A new Wood County resolution says deputies can only drive squad cars to and from work, and when they're scheduled to be on active duty. Deputies say they're afraid this would keep off-duty officers from being able to help if they're nearby when a crime is happening.
"How many minutes does it take for something very bad to happen?" asked Deputy Ray Starks. "If an officer has to respond from a much farther distance away? If he has to turn around and get his car."
County officials say one reason for the decision is that some deputies are abusing the privilege to drive a county vehicle.
"They are not allowed to, or will not be allowed to use vehicles for personal errands," Ed Reed, from the county's human resources department said. "Running down to the gas station for a newspaper, for example."
Reed says there are two reasons the county board made the choice. First, to be careful in the way it uses tax money. Second, to limit the county's liability if a deputy's family member is hurt while riding in a squad car.
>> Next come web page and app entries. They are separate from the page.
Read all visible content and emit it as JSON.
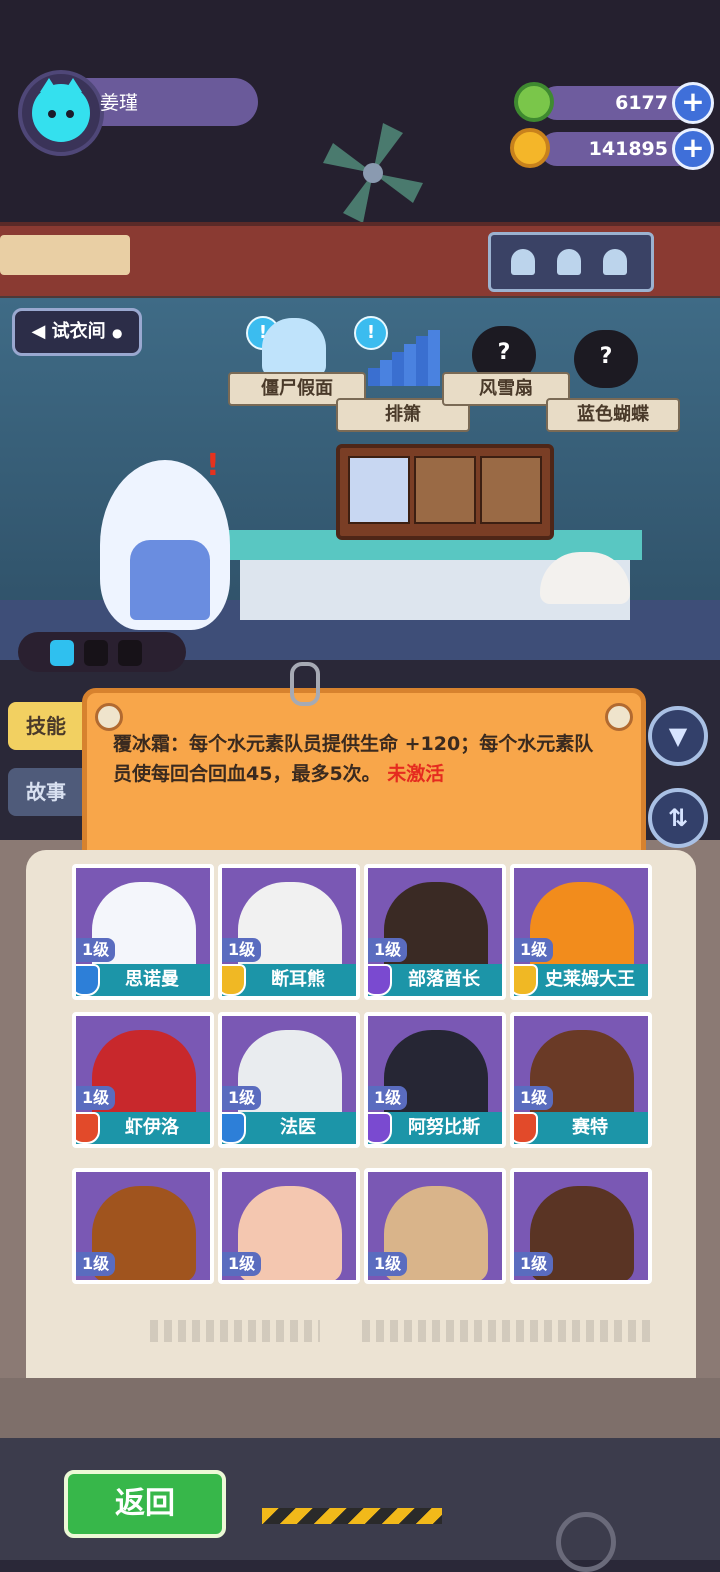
{
  "player": {
    "name": "姜瑾"
  },
  "currencies": [
    {
      "name": "gem",
      "value": "6177",
      "icon": "green-donut-icon",
      "color": "#7ac64a"
    },
    {
      "name": "coin",
      "value": "141895",
      "icon": "gold-planet-icon",
      "color": "#f4b629"
    }
  ],
  "scene": {
    "fitting_room_label": "试衣间",
    "items": [
      {
        "label": "僵尸假面",
        "status": "unlocked",
        "icon": "ice-crown-icon"
      },
      {
        "label": "排箫",
        "status": "unlocked",
        "icon": "panpipe-icon"
      },
      {
        "label": "风雪扇",
        "status": "locked",
        "icon": "mystery-icon",
        "q": "?"
      },
      {
        "label": "蓝色蝴蝶",
        "status": "locked",
        "icon": "mystery-icon",
        "q": "?"
      }
    ],
    "hint_mark": "!"
  },
  "tabs": {
    "skill": "技能",
    "story": "故事"
  },
  "skill": {
    "text": "覆冰霜：每个水元素队员提供生命 +120；每个水元素队员使每回合回血45，最多5次。",
    "status": "未激活"
  },
  "cards": [
    {
      "name": "思诺曼",
      "level": "1级",
      "badge_color": "#2d7fd8",
      "face_color": "#f4f6fb"
    },
    {
      "name": "断耳熊",
      "level": "1级",
      "badge_color": "#f0b824",
      "face_color": "#f1f1f1"
    },
    {
      "name": "部落酋长",
      "level": "1级",
      "badge_color": "#7a4ad0",
      "face_color": "#3a2a24"
    },
    {
      "name": "史莱姆大王",
      "level": "1级",
      "badge_color": "#f0b824",
      "face_color": "#f28c1c"
    },
    {
      "name": "虾伊洛",
      "level": "1级",
      "badge_color": "#e24a2a",
      "face_color": "#c8282c"
    },
    {
      "name": "法医",
      "level": "1级",
      "badge_color": "#2d7fd8",
      "face_color": "#e9ecef"
    },
    {
      "name": "阿努比斯",
      "level": "1级",
      "badge_color": "#7a4ad0",
      "face_color": "#262634"
    },
    {
      "name": "赛特",
      "level": "1级",
      "badge_color": "#e24a2a",
      "face_color": "#6a3a26"
    },
    {
      "name": "",
      "level": "1级",
      "face_color": "#a0541e"
    },
    {
      "name": "",
      "level": "1级",
      "face_color": "#f4c7b0"
    },
    {
      "name": "",
      "level": "1级",
      "face_color": "#d9b48a"
    },
    {
      "name": "",
      "level": "1级",
      "face_color": "#5a3424"
    }
  ],
  "bottom": {
    "back_label": "返回"
  }
}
"I feel we'd be able to continue to meet the safety needs of Wood County officers," said Reed. "We do not need to rely on our off-duty officers."
Reed tells us this resolution is not just for sheriff's deputies, but also for anyone who has access to a county vehicle. The new rule is being discussed as part of current contract negotiations between the sheriff's union and the county.